The Europa Enigma, by Richard C. Hoagland (once again available in hardcopy -- totals 17 pages, including 9 original color art plates, and official NASA images; $19.50, including shipping and handling.

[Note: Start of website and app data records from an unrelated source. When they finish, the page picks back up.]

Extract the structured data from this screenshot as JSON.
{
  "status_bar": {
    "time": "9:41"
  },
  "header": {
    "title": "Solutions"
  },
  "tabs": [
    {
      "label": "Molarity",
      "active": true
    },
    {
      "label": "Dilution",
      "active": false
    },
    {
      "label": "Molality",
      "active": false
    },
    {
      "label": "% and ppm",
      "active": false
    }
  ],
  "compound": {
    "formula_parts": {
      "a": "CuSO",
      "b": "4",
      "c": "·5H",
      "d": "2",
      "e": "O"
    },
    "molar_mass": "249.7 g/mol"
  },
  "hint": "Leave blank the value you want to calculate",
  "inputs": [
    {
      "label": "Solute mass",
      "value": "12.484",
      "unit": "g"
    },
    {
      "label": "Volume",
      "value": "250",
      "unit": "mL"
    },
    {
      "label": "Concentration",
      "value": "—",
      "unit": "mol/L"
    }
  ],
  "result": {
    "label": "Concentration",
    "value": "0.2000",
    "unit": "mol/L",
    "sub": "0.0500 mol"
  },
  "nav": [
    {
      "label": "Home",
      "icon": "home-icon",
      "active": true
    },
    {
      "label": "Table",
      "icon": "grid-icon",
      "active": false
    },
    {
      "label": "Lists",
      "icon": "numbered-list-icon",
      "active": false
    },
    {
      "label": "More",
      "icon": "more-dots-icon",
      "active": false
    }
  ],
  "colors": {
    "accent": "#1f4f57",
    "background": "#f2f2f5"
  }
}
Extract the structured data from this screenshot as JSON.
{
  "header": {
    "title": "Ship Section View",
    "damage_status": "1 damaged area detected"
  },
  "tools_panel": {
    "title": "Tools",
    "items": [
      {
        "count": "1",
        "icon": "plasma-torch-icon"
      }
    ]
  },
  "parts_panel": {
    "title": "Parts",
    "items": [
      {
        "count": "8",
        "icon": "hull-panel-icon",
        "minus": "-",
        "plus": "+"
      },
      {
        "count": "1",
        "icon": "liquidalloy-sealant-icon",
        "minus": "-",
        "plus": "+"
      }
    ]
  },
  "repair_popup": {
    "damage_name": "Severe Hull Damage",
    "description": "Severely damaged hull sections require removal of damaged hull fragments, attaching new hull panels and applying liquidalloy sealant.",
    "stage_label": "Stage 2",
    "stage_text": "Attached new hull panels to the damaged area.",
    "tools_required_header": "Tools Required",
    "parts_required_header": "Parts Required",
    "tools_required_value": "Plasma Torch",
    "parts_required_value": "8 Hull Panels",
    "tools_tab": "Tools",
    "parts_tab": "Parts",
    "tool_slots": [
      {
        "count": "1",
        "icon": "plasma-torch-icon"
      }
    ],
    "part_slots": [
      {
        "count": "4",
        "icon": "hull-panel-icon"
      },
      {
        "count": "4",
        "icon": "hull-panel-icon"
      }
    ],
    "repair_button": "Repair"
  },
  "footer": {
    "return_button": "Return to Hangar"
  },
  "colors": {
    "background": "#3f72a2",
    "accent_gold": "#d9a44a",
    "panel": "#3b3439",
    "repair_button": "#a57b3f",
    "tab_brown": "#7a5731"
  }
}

Make checks payable to: "Martian Horizons" -- 122 Dodd St., Weehawken, NJ, 07087)

The Europa Enigma, the historic paper that, over NASA's vocal opposition 16 years ago, predicted the current Galileo discoveries and NASA headlines in the New York Times -- "Jupiter's Moon Europa Could Be Habitat for Life"...

The Europa Enigma, in print once again after 16 years, contains the original research and detailed descriptions (including original, detailed full-color artist renderings) of the long-vanished primordial biogenic processes possibly occurring at the dawning of the early solar system -- when Jupiter and Saturn behaved like glowing stars . . . The sweeping vision, originally published in January 1980, that ultimately modeled for the rest of NASA the likely formation and 4.5 billion-year independent evolution of indigenous life forms . . . beneath a global covering of blinding ice, in a current ocean potentially covering a distant moon of Jupiter:


The same paper that ultimately impelled the inventor of the communications satellite (and author of the stunning novel and film of space exploration, "2001: A Space Odyssey"), Arthur C. Clarke, to write its sequel -- "2010: Odyssey Two." Said Clarke, in his acknowledgment of Hoagland's concept in Odyssey Two:

". . . the fascinating idea that there might be life on Europa, beneath ice-covered oceans kept liquid by the same Jovian tidal forces that heat Io, was first proposed by Richard C. Hoagland in the magazine Star & Sky . . . This quite brilliant concept has been taken seriously by a number of astronomers (notably NASA's Institute of Space Studies, Dr. Robert Jastrow), and may provide one of the best motives for the projected GALILEO Mission."

The NASA Galileo Mission that now -- after 16 years of waiting -- is finally proving Hoagland's model of Europa.

Includes 1996 New York Times story of NASA's current confirmations . . . reserve your copy -- now!